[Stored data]
---+---

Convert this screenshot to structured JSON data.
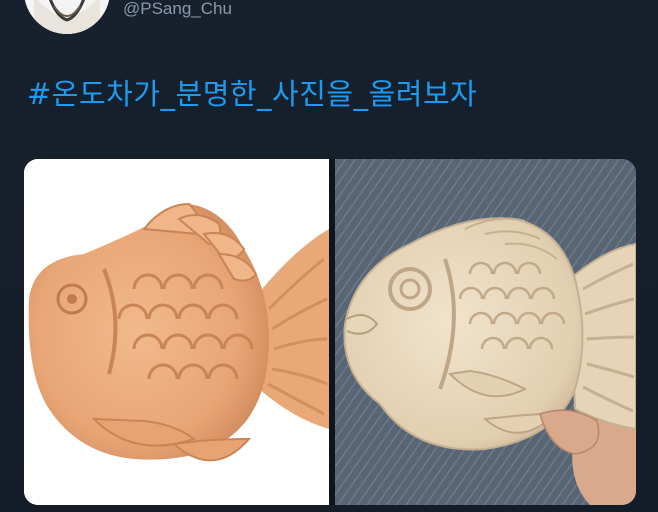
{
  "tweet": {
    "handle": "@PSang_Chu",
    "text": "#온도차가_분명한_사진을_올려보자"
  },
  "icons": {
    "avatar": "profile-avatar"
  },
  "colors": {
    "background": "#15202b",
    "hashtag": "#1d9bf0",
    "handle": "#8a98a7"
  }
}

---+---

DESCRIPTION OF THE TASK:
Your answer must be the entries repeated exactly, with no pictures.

ANSWER BOX:
Convert this screenshot to structured JSON data.
{
  "tweet": {
    "handle": "@PSang_Chu",
    "text": "#온도차가_분명한_사진을_올려보자"
  },
  "icons": {
    "avatar": "profile-avatar"
  },
  "colors": {
    "background": "#15202b",
    "hashtag": "#1d9bf0",
    "handle": "#8a98a7"
  }
}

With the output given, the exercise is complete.